On August 1, 1996, the new "Electric Space: Bolts, Jolts, and Volts from the Sun" exhibit opened for the first time to the public at NOAA's Silver Spring, Maryland, facility just north of Washington, D.C. Electric Space is an educational outreach project intended to communicate the achievements of space physics to the general public. Interactive displays, video movies, computer information stations, full-sized spacecraft models, and a multitude of beautiful graphics occupy 3,800 square feet. Through these media the browser learns about the Sun's effects on the Earth, space weather, plasma astrophysics, magnetic field interactions, the aurora, and other space physics phenomena that affect the lives of humans.
The exhibit was created by the Space Science Institute in Colorado in close collaboration with the Franklin Institute Science Museum in Philadelphia, Pennsylvania, and the Association of Science and Technology Centers (ASTC) with major funding from the Informal Science Education Program of the National Science Foundation's Education and Human Resources Directorate, and NASA's Space Physics Division. The Space Science Data Operations Office (SSDOO) contributed to the project by providing volunteers to serve as docents (scientist/guides) to the exhibit for the public for a morning or afternoon. SSDOO personnel also created a Web page for volunteers to sign up for sessions during the course of the exhibition in Silver Spring.

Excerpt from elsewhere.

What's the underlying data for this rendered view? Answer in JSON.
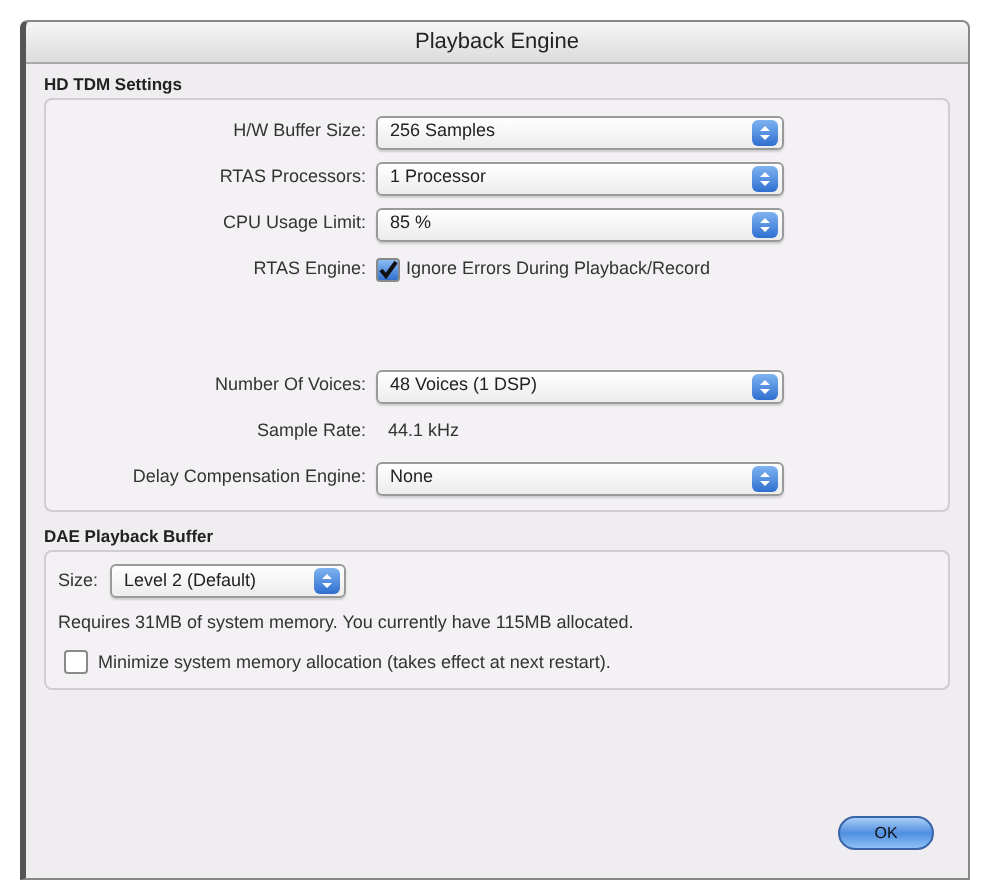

The author served as a docent on the second day of the exhibition. As might be expected from the exhibit's first few days, there were still a number of displays that needed additional setup and debugging. Nonetheless, it was clear that this was by far the most appealing and professional display of space physics phenomena this author had ever encountered. Visitors were clearly impressed by the phenomena being shown and displayed. It is not easy to convey the concept of plasma, the fourth state of matter, the solar wind and its interaction with the Earth's magnetic field, the colors and patterns of the northern lights, etc., but the interactive displays and integrated multimedia did an excellent job of leading the viewer into these concepts. Children were especially appreciative of the largest terrella ever built, a giant "spirograph" that allowed them to create pictures showing how the solar wind spirals out from the Sun, a large equivalent of a "magnadoodle" where the effects of various magnets on iron filings could be observed, several interactive computer screens, etc. It was a pleasure to answer the wide-ranging questions of both adults and children and to assist in their understanding of the concepts.
The exhibit closed in Silver Spring on Labor Day (September 2, 1996), but from there it moved on to the Virginia Air and Space Center in Hampton, Virginia, where it will be until January 7, 1997. It will be coming back to Maryland at the Science Museum in Baltimore, Maryland, in February 1997 where it will be staying until April 1997. Further information on the itinerary is available at the Web site at http://www-ssi.colorado.edu/Schedule/1.html. The exhibit will be on tour for three years and is expected to be seen by three million adults and children. A smaller 750-square-foot exhibit has been on tour for several years and will continue through 1997.